Website and app data records:
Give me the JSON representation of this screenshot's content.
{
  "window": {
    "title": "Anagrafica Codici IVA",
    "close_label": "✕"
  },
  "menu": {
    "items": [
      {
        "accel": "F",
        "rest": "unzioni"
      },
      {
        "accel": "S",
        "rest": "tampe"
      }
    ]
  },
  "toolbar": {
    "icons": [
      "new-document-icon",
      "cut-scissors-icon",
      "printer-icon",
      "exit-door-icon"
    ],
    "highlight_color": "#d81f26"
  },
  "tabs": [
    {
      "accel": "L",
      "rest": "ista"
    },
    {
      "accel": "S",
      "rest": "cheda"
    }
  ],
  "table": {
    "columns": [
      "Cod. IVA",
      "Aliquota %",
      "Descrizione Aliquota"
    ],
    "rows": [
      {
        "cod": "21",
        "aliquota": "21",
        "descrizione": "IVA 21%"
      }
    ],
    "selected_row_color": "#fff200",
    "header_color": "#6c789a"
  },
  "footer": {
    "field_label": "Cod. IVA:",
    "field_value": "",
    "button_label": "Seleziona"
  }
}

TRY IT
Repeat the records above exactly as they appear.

ANSWER TO THE PROBLEM
Give me the JSON representation of this screenshot's content.
{
  "window": {
    "title": "Anagrafica Codici IVA",
    "close_label": "✕"
  },
  "menu": {
    "items": [
      {
        "accel": "F",
        "rest": "unzioni"
      },
      {
        "accel": "S",
        "rest": "tampe"
      }
    ]
  },
  "toolbar": {
    "icons": [
      "new-document-icon",
      "cut-scissors-icon",
      "printer-icon",
      "exit-door-icon"
    ],
    "highlight_color": "#d81f26"
  },
  "tabs": [
    {
      "accel": "L",
      "rest": "ista"
    },
    {
      "accel": "S",
      "rest": "cheda"
    }
  ],
  "table": {
    "columns": [
      "Cod. IVA",
      "Aliquota %",
      "Descrizione Aliquota"
    ],
    "rows": [
      {
        "cod": "21",
        "aliquota": "21",
        "descrizione": "IVA 21%"
      }
    ],
    "selected_row_color": "#fff200",
    "header_color": "#6c789a"
  },
  "footer": {
    "field_label": "Cod. IVA:",
    "field_value": "",
    "button_label": "Seleziona"
  }
}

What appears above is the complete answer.